> Your goal
Identify every line in the records below that contains the word "Kozejin", and copy each of those lines.

Entries supplied section start

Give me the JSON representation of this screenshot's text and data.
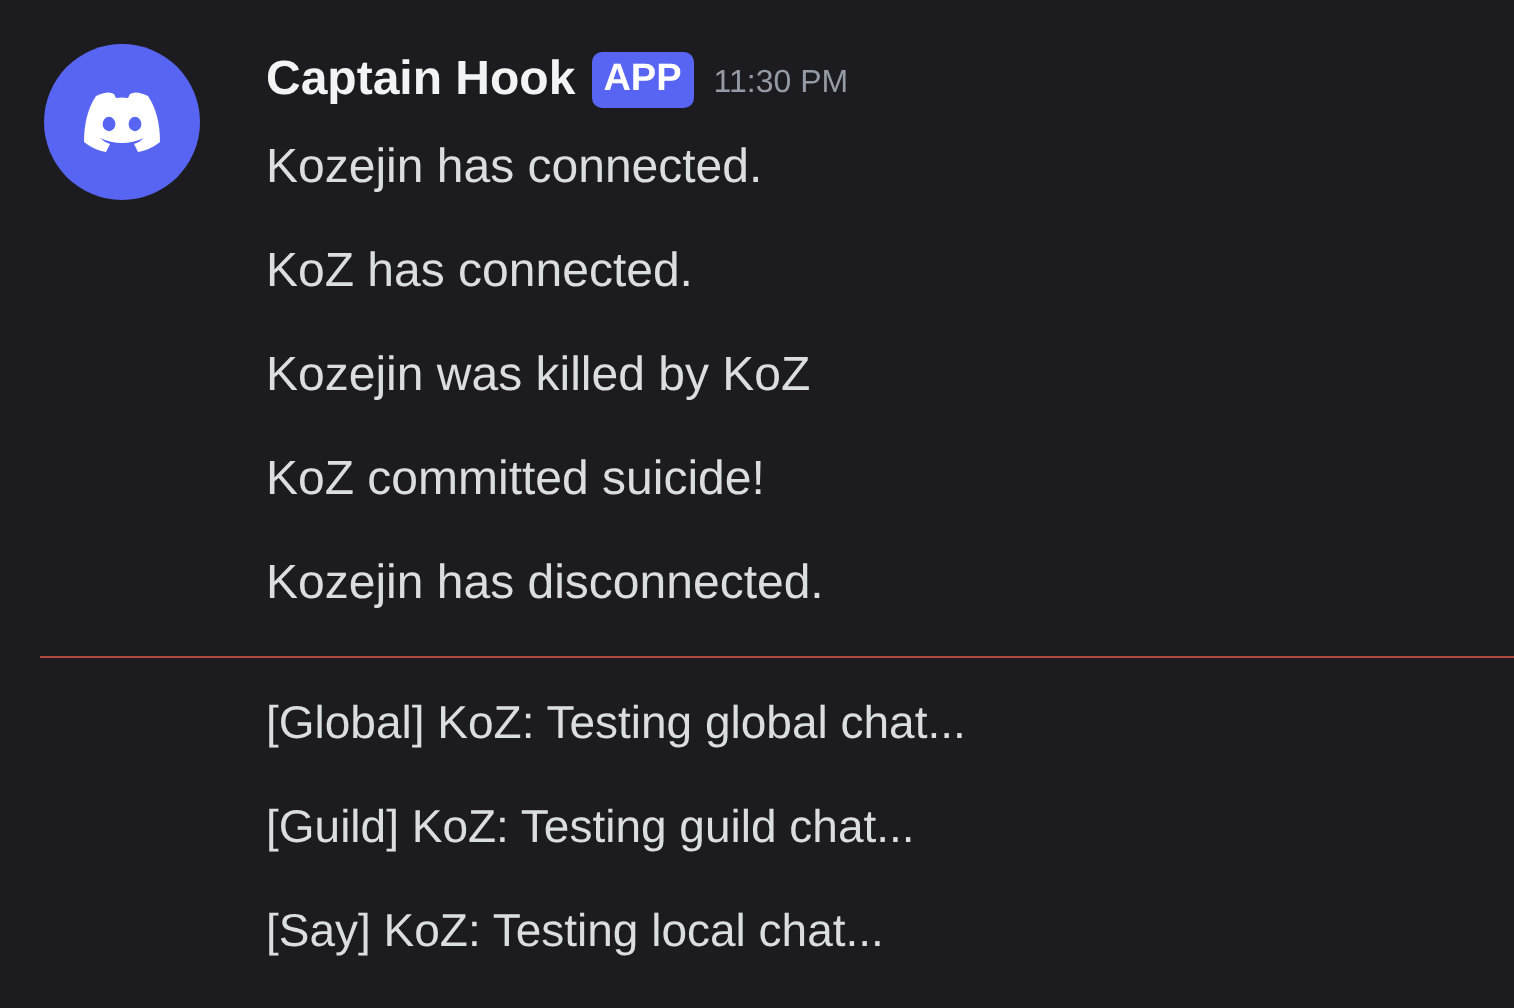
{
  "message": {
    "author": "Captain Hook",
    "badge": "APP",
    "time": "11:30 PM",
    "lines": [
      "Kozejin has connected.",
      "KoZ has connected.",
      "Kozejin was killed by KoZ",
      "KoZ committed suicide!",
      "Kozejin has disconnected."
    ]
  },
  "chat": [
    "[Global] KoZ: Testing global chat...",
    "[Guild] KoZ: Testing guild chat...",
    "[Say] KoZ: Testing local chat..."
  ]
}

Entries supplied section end
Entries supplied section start

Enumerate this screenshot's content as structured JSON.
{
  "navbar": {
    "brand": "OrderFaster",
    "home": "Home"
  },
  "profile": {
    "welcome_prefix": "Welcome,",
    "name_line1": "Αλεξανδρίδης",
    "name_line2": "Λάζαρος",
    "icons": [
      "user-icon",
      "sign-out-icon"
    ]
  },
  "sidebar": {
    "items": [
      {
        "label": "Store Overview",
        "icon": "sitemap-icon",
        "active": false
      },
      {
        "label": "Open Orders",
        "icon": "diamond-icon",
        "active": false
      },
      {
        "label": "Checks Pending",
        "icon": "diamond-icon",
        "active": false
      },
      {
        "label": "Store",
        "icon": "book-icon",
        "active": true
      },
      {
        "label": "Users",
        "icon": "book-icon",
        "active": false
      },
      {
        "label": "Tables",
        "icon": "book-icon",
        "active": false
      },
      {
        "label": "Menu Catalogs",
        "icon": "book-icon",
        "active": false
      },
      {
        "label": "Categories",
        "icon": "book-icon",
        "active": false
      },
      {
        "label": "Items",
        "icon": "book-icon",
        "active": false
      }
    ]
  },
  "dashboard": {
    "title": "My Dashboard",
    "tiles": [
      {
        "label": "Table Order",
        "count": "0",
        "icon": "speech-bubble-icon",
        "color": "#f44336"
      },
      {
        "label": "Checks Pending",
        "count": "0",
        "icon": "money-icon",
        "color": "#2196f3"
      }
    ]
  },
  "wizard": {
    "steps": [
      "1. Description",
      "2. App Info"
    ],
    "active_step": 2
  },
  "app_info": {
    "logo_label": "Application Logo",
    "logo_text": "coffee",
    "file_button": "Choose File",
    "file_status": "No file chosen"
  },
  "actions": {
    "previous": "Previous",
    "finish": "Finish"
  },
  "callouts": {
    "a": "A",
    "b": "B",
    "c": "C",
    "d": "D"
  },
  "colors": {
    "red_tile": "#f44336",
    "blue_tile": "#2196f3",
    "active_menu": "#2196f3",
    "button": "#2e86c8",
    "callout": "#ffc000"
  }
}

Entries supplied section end

> Result of the task
      "Kozejin has connected.",
      "Kozejin was killed by KoZ",
      "Kozejin has disconnected."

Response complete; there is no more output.